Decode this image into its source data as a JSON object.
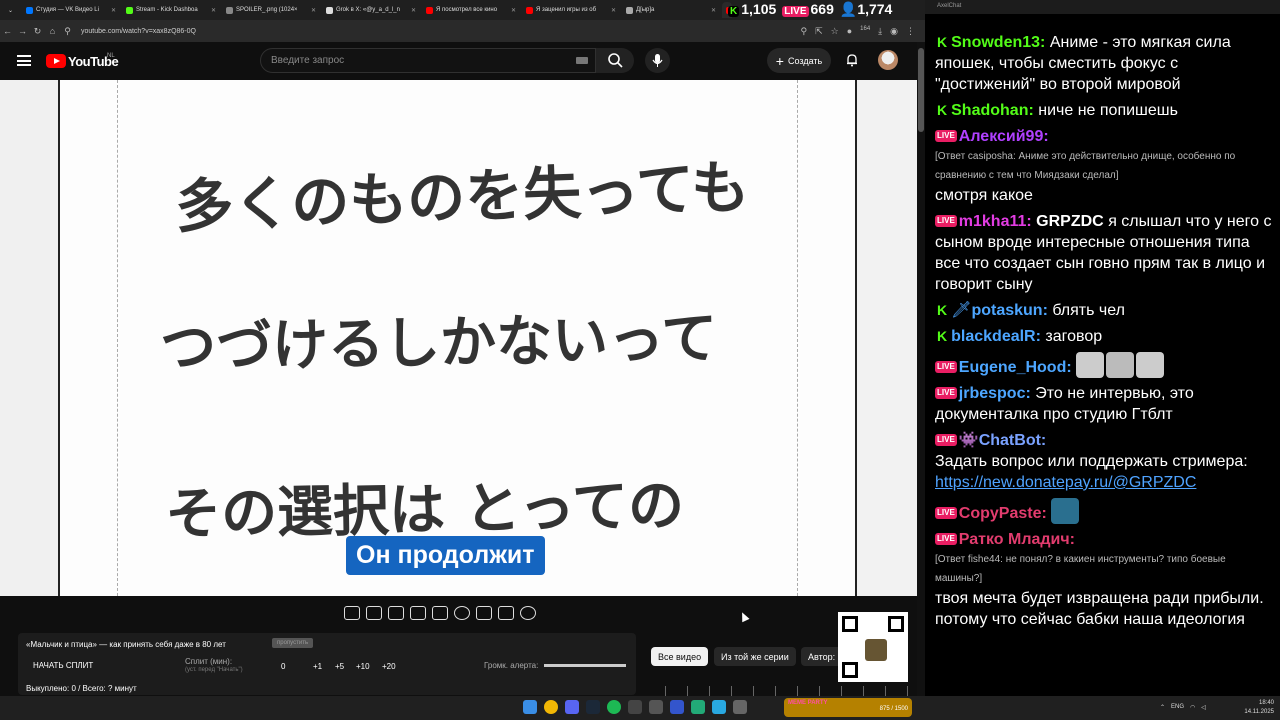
{
  "browser": {
    "tabs": [
      {
        "label": "Студия — VK Видео Li",
        "color": "#0077ff"
      },
      {
        "label": "Stream - Kick Dashboa",
        "color": "#53fc18"
      },
      {
        "label": "SPOILER_.png (1024×",
        "color": "#888888"
      },
      {
        "label": "Grok в X: «@y_a_d_l_n",
        "color": "#dddddd"
      },
      {
        "label": "Я посмотрел все кино",
        "color": "#ff0000"
      },
      {
        "label": "Я заценил игры из об",
        "color": "#ff0000"
      },
      {
        "label": "Д[ыр]а",
        "color": "#aaaaaa"
      }
    ],
    "url": "youtube.com/watch?v=xax8zQ86-0Q",
    "extension_badge": "164"
  },
  "stream_stats": {
    "kick_viewers": "1,105",
    "vk_viewers": "669",
    "total_viewers": "1,774"
  },
  "youtube": {
    "logo_text": "YouTube",
    "region": "NL",
    "search_placeholder": "Введите запрос",
    "create_label": "Создать"
  },
  "video": {
    "handwriting": [
      "多くのものを失っても",
      "つづけるしかないって",
      "その選択は とっての"
    ],
    "subtitle": "Он продолжит"
  },
  "widget": {
    "title": "«Мальчик и птица» — как принять себя даже в 80 лет",
    "title_button": "пропустить",
    "start_label": "НАЧАТЬ СПЛИТ",
    "split_label": "Сплит (мин):",
    "split_hint": "(уст. перед \"Начать\")",
    "split_value": "0",
    "increments": [
      "+1",
      "+5",
      "+10",
      "+20"
    ],
    "alert_label": "Громк. алерта:",
    "status": "Выкуплено: 0 / Всего: ? минут"
  },
  "chips": [
    "Все видео",
    "Из той же серии",
    "Автор:"
  ],
  "chat": {
    "window_title": "AxelChat",
    "messages": [
      {
        "platform": "kick",
        "user": "Snowden13",
        "color": "#53fc18",
        "text": "Аниме - это мягкая сила япошек, чтобы сместить фокус с \"достижений\" во второй мировой"
      },
      {
        "platform": "kick",
        "user": "Shadohan",
        "color": "#53fc18",
        "text": "ниче не попишешь"
      },
      {
        "platform": "live",
        "user": "Алексий99",
        "color": "#b040ff",
        "reply": "[Ответ casiposha: Аниме это действительно днище, особенно по сравнению с тем что Миядзаки сделал]",
        "text": "смотря какое"
      },
      {
        "platform": "live",
        "user": "m1kha11",
        "color": "#e23ce2",
        "mention": "GRPZDC",
        "text": "я слышал что у него с сыном вроде интересные отношения типа все что создает сын говно прям так в лицо и говорит сыну"
      },
      {
        "platform": "kick",
        "user": "potaskun",
        "color": "#4da6ff",
        "text": "блять чел"
      },
      {
        "platform": "kick",
        "user": "blackdealR",
        "color": "#4da6ff",
        "text": "заговор"
      },
      {
        "platform": "live",
        "user": "Eugene_Hood",
        "color": "#4da6ff",
        "text": ""
      },
      {
        "platform": "live",
        "user": "jrbespoc",
        "color": "#4da6ff",
        "text": "Это не интервью, это документалка про студию Гтблт"
      },
      {
        "platform": "live",
        "user": "ChatBot",
        "color": "#7aa2ff",
        "text": "Задать вопрос или поддержать стримера:",
        "link": "https://new.donatepay.ru/@GRPZDC"
      },
      {
        "platform": "live",
        "user": "CopyPaste",
        "color": "#e23c6e",
        "text": ""
      },
      {
        "platform": "live",
        "user": "Ратко Младич",
        "color": "#e23c6e",
        "reply": "[Ответ fishe44: не понял? в какиен инструменты? типо боевые машины?]",
        "text": "твоя мечта будет извращена ради прибыли. потому что сейчас бабки наша идеология"
      }
    ]
  },
  "taskbar": {
    "music_label": "MEME PARTY",
    "music_progress": "875 / 1500",
    "lang": "ENG",
    "time": "18:40",
    "date": "14.11.2025"
  }
}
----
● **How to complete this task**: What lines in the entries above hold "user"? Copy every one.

● **Result below**:
        "user": "Snowden13",
        "user": "Shadohan",
        "user": "Алексий99",
        "user": "m1kha11",
        "user": "potaskun",
        "user": "blackdealR",
        "user": "Eugene_Hood",
        "user": "jrbespoc",
        "user": "ChatBot",
        "user": "CopyPaste",
        "user": "Ратко Младич",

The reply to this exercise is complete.